If you thought that the predictions on the effects of climate change were off-base, it turns out you were right. Only not in the way you may have hoped. A new study calls into question current understanding of the effects of climate change on plant species. Scientists assert that experimental models may need to be reevaluated if they aim to predict the actual effects of warming on phenology, that is, the timing of seasonal responses. The study was carried out by analyzing long-term observational records as well as the data from experimental models on multiple continents and on over 1,600 plant species. The findings indicate that experimental models “don’t line up with the long term data, and in fact they greatly underestimate how much plants change their leafing and flowering with warming,” ecologist Elizabeth Wolkovich told BBC News.

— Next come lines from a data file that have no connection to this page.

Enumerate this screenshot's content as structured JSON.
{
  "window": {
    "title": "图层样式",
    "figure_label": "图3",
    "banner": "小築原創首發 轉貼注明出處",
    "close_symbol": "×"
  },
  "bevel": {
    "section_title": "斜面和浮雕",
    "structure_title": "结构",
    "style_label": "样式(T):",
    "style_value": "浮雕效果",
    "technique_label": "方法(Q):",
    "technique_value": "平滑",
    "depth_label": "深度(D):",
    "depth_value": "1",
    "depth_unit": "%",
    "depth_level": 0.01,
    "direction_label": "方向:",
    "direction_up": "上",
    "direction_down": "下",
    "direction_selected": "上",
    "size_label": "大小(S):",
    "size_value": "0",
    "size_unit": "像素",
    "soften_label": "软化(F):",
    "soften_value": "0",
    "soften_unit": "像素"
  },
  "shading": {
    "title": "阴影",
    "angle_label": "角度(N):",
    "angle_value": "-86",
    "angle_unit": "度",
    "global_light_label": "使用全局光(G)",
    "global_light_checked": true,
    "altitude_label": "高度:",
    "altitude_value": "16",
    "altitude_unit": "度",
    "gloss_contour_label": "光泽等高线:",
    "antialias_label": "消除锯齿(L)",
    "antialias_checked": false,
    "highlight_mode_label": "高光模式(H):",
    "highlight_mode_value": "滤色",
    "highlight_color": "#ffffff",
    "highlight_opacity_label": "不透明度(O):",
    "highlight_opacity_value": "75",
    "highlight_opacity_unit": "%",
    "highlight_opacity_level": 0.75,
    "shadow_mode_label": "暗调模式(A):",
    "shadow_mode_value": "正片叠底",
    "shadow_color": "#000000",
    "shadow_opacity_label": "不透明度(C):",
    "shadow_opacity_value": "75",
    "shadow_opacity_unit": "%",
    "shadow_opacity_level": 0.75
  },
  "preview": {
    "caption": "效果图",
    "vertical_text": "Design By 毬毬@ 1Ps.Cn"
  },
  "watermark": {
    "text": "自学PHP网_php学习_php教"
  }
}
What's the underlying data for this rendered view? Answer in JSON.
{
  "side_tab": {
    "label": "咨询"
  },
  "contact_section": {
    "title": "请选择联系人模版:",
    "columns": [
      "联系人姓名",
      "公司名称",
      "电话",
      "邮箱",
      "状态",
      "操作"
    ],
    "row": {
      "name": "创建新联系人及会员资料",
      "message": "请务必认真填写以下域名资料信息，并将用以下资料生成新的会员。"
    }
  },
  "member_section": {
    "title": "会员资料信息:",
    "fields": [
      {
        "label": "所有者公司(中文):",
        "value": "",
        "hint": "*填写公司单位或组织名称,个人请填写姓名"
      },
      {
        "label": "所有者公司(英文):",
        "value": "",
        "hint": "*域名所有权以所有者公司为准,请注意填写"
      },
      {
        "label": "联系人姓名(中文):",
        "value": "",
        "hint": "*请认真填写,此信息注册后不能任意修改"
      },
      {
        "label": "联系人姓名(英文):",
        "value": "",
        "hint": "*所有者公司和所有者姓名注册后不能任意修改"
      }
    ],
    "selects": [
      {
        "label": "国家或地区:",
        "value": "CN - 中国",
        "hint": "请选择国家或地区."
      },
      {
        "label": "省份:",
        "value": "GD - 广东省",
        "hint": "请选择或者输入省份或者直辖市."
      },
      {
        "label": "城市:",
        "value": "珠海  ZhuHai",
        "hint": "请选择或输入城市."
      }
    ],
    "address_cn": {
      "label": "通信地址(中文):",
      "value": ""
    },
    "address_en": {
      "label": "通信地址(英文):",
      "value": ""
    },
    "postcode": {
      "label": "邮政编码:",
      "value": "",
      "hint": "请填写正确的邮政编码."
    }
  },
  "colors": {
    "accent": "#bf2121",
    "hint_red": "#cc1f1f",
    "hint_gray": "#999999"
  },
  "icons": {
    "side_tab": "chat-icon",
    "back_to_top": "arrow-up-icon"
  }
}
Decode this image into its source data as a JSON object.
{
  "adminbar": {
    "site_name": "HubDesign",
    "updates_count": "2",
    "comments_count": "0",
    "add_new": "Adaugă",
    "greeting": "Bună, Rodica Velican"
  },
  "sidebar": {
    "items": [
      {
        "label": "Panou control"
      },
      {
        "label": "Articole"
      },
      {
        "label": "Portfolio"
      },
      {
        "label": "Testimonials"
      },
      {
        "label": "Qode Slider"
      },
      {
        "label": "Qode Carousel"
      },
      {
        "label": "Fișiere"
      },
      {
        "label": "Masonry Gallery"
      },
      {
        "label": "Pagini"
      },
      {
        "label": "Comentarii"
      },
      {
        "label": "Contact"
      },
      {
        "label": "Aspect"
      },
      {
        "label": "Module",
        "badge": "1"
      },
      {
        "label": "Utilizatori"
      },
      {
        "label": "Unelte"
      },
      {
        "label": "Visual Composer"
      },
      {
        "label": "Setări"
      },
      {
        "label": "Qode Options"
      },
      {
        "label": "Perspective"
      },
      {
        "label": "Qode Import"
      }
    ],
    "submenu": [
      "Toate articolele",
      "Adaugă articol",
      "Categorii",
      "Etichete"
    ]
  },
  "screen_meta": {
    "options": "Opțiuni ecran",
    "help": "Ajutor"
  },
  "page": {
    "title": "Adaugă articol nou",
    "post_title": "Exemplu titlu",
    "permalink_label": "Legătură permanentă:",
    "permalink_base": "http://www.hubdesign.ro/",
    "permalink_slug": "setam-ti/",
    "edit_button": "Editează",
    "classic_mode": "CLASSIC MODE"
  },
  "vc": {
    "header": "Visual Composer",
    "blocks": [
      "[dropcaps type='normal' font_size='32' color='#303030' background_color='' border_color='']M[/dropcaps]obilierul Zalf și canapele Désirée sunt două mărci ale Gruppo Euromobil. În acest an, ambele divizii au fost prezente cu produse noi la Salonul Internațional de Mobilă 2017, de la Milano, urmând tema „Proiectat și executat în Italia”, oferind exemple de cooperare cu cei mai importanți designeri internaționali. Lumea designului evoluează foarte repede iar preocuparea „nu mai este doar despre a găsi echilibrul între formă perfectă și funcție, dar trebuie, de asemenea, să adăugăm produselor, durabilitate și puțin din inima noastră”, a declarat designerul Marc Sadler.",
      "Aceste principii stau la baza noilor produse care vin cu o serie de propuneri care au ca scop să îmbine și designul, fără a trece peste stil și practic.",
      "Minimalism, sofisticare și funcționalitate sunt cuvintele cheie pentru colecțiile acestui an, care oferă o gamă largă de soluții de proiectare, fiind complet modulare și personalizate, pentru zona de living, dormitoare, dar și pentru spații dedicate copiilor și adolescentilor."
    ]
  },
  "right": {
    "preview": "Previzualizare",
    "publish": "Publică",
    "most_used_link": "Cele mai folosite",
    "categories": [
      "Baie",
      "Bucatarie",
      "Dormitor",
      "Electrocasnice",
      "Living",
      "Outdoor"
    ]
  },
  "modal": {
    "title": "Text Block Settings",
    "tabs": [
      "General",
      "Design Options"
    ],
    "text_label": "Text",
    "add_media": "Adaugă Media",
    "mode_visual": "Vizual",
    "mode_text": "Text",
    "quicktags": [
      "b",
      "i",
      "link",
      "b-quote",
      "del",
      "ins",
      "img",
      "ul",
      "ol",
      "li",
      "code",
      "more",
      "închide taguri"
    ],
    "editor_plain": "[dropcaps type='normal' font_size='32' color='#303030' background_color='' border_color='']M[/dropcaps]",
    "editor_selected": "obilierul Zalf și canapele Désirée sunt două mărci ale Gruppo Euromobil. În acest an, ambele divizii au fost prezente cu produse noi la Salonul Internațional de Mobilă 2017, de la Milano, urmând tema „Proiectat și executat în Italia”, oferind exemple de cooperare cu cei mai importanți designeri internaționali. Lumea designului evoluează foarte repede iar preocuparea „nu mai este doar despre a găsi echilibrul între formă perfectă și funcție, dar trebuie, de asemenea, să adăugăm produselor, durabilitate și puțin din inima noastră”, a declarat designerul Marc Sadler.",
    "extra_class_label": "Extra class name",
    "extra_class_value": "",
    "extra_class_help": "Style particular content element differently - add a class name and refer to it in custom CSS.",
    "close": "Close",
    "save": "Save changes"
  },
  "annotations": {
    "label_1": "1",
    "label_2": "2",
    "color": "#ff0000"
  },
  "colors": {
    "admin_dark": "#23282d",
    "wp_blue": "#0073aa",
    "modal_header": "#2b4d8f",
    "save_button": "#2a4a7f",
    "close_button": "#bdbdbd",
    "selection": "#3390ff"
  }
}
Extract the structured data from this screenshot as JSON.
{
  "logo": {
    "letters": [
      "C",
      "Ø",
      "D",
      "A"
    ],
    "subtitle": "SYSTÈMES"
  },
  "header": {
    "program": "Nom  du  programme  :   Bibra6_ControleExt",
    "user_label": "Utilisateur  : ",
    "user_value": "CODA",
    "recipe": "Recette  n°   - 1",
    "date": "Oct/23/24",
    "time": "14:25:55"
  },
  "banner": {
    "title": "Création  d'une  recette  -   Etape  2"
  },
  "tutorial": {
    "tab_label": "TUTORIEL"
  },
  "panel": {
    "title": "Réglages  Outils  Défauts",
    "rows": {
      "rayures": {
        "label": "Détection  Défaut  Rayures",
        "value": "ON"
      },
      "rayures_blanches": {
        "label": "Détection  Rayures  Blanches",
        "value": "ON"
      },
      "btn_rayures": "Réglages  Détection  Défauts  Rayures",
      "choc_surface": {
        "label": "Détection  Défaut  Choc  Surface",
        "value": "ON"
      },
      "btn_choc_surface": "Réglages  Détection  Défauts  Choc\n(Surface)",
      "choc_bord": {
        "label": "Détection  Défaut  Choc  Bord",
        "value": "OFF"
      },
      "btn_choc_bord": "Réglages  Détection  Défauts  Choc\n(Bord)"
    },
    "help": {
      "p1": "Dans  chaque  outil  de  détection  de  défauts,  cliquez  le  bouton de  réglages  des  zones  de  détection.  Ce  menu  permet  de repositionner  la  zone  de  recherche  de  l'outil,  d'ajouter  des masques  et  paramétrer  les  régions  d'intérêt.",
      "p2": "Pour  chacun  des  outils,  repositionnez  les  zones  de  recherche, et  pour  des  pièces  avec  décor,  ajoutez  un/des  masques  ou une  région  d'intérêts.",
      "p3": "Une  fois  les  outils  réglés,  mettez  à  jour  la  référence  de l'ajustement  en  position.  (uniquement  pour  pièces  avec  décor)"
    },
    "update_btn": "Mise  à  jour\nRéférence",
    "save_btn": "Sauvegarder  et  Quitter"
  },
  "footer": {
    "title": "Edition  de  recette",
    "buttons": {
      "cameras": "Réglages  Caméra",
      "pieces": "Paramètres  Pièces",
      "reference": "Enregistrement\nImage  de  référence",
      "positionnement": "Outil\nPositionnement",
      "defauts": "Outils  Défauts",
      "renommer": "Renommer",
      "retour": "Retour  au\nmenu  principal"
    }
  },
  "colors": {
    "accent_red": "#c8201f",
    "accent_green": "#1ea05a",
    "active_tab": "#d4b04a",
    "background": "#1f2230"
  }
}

Researchers found that observational data recorded plants flowering at a rate that was over 8x faster than experimental models projected, and leafing at a rate that was 4x faster. Since experimental models are widely used to predict the responses that climate change will elicit in plant species, the scientists who participated in this interdisciplinary study are cautioning against the soundness of such predictions. They feel this discrepancy has widespread implications.
“The bottom line is that the impacts might be bigger than we have believed until now. That’s going to provoke a lot of work to probably revise modeling results for estimations of what’s going to happen in the future for food production especially,” noted Dr. This Rutishauser from the Climate Change Research at the University of Bern in Switzerland. Other concerns include our understanding of loss of biodiversity as well as loss of fresh water supplies.
Twenty-two institutions in five different countries participated in the analysis, and they concluded that experimental design needs to be carefully monitored, and stressed the importance of both the collection and examination of observational data. Dr. Elizabeth Wolkovich even made an appeal to the public, “We have very few monitoring networks. We need many, many people out there observing this because it is changing faster and across more habitats than we are currently measuring – we need more help!”
Last month, a New York Times article similarly discussed the importance of our recorded data in understanding responses to climate change. The article highlighted how examining the historical datasets from Thoreau and other early naturalists can give us insight into how plant communities have changed over time and may continue to. Given that it is now 5 degrees warmer at the observational sites than it was in the 1850s, monitoring the flora can illuminate how warming has affected them. An excerpt from the article reads, “Some species are changing faster, some slower, but the changes matter…Species will have to adjust or perish. No doubt, there will be — and already are — winners and losers in this great shake-up.”
Studies carried out on the flora surrounding Thoreau’s famous Walden Pond have indicated exactly which plants are the winners and which are the losers. A 2008 study found that due to climate change, many of the native species Thoreau recorded are no longer present. In fact, it is estimated that from a quarter to a third of the plant species documented by him have disappeared, and many others are now endangered. To make matters worse, in 2010 another study conducted on the area concluded that invasive species (which have been implicated in biodiversity loss) benefited from the warmth with a head start on the growing season which gave them a competitive advantage, and thus their spread is ever-increasing as temperatures rise.
Perhaps you have observed the very same changes in the flora and phenology where you live. Locally, those seeking to find New Jersey’s wildflowers noted that many species came into their prime much ahead of schedule. This year Mayapples would have been more appropriately called “Aprilapples”. As warming trends continue, the earlier bloom time may become the new norm.
If you are interested in contributing to the much-needed data on changes of seasonal response in plant and animal species, consider participating in the National Phenology Network’s online database, Nature’s Notebook. Once you create an account, you can register the location you plan to collect observations for, and begin reporting them directly online. They have even created an app for smart phones to make data entry easier. This data can aid scientists in obtaining a clearer picture of the actual effects of climate change, an effort that is increasingly important in the understanding of our future.